From Western hubris to European self-mastery

Now Lance Armstrong is broken: he will have to pay back $10 million to his former sponsors, insurance companies, opponents in court, sports authorities, cycling teams. etc. The amount could even rise to $100 million, which is about what his personal fortune is estimated to be.

In all his hubris, Lance cheated; it cost him one testicle, and he cheated again, in the process becoming a legend… and now, everything’s gone. In the manner of Stalinist Russia, his name is being erased from the Tour de France’s prize list, even if everybody knows who actually won from 1999 to 2005.

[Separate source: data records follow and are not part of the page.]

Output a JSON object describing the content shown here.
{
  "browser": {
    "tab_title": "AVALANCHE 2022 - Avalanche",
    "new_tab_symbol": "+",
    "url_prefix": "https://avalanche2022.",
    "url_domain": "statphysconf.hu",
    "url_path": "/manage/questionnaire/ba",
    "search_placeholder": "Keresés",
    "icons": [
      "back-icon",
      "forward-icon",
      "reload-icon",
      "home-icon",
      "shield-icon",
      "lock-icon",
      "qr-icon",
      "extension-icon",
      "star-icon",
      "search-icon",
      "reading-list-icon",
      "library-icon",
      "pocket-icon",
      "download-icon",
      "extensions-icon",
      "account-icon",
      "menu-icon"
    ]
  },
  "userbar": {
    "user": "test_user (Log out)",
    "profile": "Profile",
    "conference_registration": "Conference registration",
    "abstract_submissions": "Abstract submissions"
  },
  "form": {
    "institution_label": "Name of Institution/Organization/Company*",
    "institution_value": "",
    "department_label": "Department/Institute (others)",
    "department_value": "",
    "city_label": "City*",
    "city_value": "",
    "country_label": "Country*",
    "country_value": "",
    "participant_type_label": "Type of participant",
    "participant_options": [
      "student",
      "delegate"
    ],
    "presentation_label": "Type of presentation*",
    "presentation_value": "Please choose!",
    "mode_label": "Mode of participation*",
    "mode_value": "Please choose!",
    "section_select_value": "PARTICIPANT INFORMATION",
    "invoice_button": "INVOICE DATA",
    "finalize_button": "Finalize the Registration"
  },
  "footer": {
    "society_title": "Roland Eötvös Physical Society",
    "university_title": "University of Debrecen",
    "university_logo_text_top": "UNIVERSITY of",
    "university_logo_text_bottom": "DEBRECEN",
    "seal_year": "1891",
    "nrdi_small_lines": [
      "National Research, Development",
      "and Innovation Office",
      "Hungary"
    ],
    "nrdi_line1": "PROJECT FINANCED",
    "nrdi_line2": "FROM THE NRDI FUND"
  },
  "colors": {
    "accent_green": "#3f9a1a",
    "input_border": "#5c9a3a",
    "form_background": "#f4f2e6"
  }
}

It’s all the more unfair since his predecessor, Italy’s Marco Pantani, winner of the 1998 event, died under very dubious circumstances in 2004. Jan Ullrich won an inhuman stage victory in Andorra (Pyreneans) in 1997. Later, he was convicted of doping. Denmark’s Bjarne Riis, the 1996 winner, is still on the prize list, though he has admitted to doping. And the list goes on and on.

What does Lance Armstrong’s initial come-back, and eventual downfall, tell us? In a civilization that is in its Autumn, if not already entering Winter, it’s a certain type of Western man that is dying, waiting better times to rise again. Lance could have been a navigator in the 15th century, an explorer in the 16th, a settler in the 17th. He might have fought for American independence, or become an industrial capitalist in the 19th century. Born in the earlier part of the 20th century he might have risen to become a great astronaut like his even more famous namesake. But he was born in the post-WWII West, where men of value have only vicarious ways to prove their worth.

So he cheated, he deceptively won, and eventually he lost everything. In a metaphoric way, it can only lead us to think of our fellow Westerners: money-obsessed sluts who get banged in sordid highway motels by “Kings of real estate” instead of taking care of their children, or immature fathers who fantasize about their daughter’s friends instead of protecting their families.

The Industrial Revolution, the Summer of our civilization, proved to be a mere straw fire. It left our people exhausted, both physically and morally, forced to exist on drugs, whether EPO or cocaine, casual sex, video games, or fake “careers” in order to pretend they were still “winning.” But they weren’t. We shall never renounce our “Faustian” way of being, because that’s what makes us unique. But we should find better ways of making it meaningful in a world where our civilization is on the decline. That means being true to ourselves and doing the best we can. Not pretending that we win when we don't and striving for the prize of pity at the feet of Oprah Winfrey.